* Data shown:
Content starts

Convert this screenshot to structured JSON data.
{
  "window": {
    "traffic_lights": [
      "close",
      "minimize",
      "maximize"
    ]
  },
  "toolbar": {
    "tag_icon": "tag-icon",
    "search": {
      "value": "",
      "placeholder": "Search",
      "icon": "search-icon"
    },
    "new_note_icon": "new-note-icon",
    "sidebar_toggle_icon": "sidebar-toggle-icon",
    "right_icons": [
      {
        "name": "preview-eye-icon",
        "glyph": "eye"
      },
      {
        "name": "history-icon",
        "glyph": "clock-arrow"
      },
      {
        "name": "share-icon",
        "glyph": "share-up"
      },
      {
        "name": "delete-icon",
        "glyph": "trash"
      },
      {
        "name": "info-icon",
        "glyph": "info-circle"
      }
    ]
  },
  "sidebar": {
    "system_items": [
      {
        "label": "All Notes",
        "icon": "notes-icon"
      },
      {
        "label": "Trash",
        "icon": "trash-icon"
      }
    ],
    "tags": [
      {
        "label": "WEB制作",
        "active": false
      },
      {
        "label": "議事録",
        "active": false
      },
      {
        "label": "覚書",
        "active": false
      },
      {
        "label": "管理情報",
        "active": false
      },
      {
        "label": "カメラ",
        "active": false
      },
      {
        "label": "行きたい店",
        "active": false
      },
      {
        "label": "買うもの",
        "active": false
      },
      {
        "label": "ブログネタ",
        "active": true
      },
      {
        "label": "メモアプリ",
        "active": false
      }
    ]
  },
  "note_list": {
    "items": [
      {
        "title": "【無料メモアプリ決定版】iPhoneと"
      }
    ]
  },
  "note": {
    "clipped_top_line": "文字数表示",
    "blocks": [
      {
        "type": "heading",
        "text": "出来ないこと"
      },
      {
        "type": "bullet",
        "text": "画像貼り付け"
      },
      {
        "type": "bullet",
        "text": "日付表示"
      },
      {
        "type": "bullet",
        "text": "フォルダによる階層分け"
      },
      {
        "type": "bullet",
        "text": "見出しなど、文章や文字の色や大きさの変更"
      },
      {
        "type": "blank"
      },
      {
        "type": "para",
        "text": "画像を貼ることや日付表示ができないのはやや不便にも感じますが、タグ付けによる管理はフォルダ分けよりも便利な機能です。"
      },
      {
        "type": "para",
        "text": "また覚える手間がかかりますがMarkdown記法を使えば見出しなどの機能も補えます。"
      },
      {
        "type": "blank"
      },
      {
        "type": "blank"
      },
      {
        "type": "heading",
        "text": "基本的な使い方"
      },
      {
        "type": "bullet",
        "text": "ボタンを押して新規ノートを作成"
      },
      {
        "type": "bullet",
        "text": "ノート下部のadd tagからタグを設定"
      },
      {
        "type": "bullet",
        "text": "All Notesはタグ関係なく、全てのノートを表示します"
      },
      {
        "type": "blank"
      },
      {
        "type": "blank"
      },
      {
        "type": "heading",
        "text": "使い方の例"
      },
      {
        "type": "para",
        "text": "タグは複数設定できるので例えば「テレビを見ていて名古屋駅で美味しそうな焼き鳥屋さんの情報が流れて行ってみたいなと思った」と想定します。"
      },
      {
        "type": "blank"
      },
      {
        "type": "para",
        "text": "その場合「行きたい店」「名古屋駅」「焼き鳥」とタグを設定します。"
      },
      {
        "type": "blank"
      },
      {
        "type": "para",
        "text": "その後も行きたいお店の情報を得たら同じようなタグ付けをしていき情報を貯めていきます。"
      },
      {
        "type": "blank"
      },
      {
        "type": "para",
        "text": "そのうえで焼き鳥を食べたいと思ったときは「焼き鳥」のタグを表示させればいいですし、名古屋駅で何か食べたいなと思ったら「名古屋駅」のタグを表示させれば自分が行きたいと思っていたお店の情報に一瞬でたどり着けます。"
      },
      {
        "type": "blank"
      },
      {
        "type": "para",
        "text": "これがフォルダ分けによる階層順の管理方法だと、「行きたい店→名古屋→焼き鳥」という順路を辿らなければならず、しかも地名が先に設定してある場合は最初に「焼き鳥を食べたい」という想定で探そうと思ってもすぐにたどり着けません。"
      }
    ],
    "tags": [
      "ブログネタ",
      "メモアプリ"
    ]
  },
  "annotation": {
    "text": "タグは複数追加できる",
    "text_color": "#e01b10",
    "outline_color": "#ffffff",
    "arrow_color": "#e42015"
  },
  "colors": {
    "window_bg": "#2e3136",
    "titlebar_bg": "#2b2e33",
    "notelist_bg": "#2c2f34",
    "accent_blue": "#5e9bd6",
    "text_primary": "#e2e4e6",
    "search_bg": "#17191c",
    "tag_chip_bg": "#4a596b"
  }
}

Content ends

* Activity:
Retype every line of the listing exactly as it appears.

* Written solution:
Convert this screenshot to structured JSON data.
{
  "window": {
    "traffic_lights": [
      "close",
      "minimize",
      "maximize"
    ]
  },
  "toolbar": {
    "tag_icon": "tag-icon",
    "search": {
      "value": "",
      "placeholder": "Search",
      "icon": "search-icon"
    },
    "new_note_icon": "new-note-icon",
    "sidebar_toggle_icon": "sidebar-toggle-icon",
    "right_icons": [
      {
        "name": "preview-eye-icon",
        "glyph": "eye"
      },
      {
        "name": "history-icon",
        "glyph": "clock-arrow"
      },
      {
        "name": "share-icon",
        "glyph": "share-up"
      },
      {
        "name": "delete-icon",
        "glyph": "trash"
      },
      {
        "name": "info-icon",
        "glyph": "info-circle"
      }
    ]
  },
  "sidebar": {
    "system_items": [
      {
        "label": "All Notes",
        "icon": "notes-icon"
      },
      {
        "label": "Trash",
        "icon": "trash-icon"
      }
    ],
    "tags": [
      {
        "label": "WEB制作",
        "active": false
      },
      {
        "label": "議事録",
        "active": false
      },
      {
        "label": "覚書",
        "active": false
      },
      {
        "label": "管理情報",
        "active": false
      },
      {
        "label": "カメラ",
        "active": false
      },
      {
        "label": "行きたい店",
        "active": false
      },
      {
        "label": "買うもの",
        "active": false
      },
      {
        "label": "ブログネタ",
        "active": true
      },
      {
        "label": "メモアプリ",
        "active": false
      }
    ]
  },
  "note_list": {
    "items": [
      {
        "title": "【無料メモアプリ決定版】iPhoneと"
      }
    ]
  },
  "note": {
    "clipped_top_line": "文字数表示",
    "blocks": [
      {
        "type": "heading",
        "text": "出来ないこと"
      },
      {
        "type": "bullet",
        "text": "画像貼り付け"
      },
      {
        "type": "bullet",
        "text": "日付表示"
      },
      {
        "type": "bullet",
        "text": "フォルダによる階層分け"
      },
      {
        "type": "bullet",
        "text": "見出しなど、文章や文字の色や大きさの変更"
      },
      {
        "type": "blank"
      },
      {
        "type": "para",
        "text": "画像を貼ることや日付表示ができないのはやや不便にも感じますが、タグ付けによる管理はフォルダ分けよりも便利な機能です。"
      },
      {
        "type": "para",
        "text": "また覚える手間がかかりますがMarkdown記法を使えば見出しなどの機能も補えます。"
      },
      {
        "type": "blank"
      },
      {
        "type": "blank"
      },
      {
        "type": "heading",
        "text": "基本的な使い方"
      },
      {
        "type": "bullet",
        "text": "ボタンを押して新規ノートを作成"
      },
      {
        "type": "bullet",
        "text": "ノート下部のadd tagからタグを設定"
      },
      {
        "type": "bullet",
        "text": "All Notesはタグ関係なく、全てのノートを表示します"
      },
      {
        "type": "blank"
      },
      {
        "type": "blank"
      },
      {
        "type": "heading",
        "text": "使い方の例"
      },
      {
        "type": "para",
        "text": "タグは複数設定できるので例えば「テレビを見ていて名古屋駅で美味しそうな焼き鳥屋さんの情報が流れて行ってみたいなと思った」と想定します。"
      },
      {
        "type": "blank"
      },
      {
        "type": "para",
        "text": "その場合「行きたい店」「名古屋駅」「焼き鳥」とタグを設定します。"
      },
      {
        "type": "blank"
      },
      {
        "type": "para",
        "text": "その後も行きたいお店の情報を得たら同じようなタグ付けをしていき情報を貯めていきます。"
      },
      {
        "type": "blank"
      },
      {
        "type": "para",
        "text": "そのうえで焼き鳥を食べたいと思ったときは「焼き鳥」のタグを表示させればいいですし、名古屋駅で何か食べたいなと思ったら「名古屋駅」のタグを表示させれば自分が行きたいと思っていたお店の情報に一瞬でたどり着けます。"
      },
      {
        "type": "blank"
      },
      {
        "type": "para",
        "text": "これがフォルダ分けによる階層順の管理方法だと、「行きたい店→名古屋→焼き鳥」という順路を辿らなければならず、しかも地名が先に設定してある場合は最初に「焼き鳥を食べたい」という想定で探そうと思ってもすぐにたどり着けません。"
      }
    ],
    "tags": [
      "ブログネタ",
      "メモアプリ"
    ]
  },
  "annotation": {
    "text": "タグは複数追加できる",
    "text_color": "#e01b10",
    "outline_color": "#ffffff",
    "arrow_color": "#e42015"
  },
  "colors": {
    "window_bg": "#2e3136",
    "titlebar_bg": "#2b2e33",
    "notelist_bg": "#2c2f34",
    "accent_blue": "#5e9bd6",
    "text_primary": "#e2e4e6",
    "search_bg": "#17191c",
    "tag_chip_bg": "#4a596b"
  }
}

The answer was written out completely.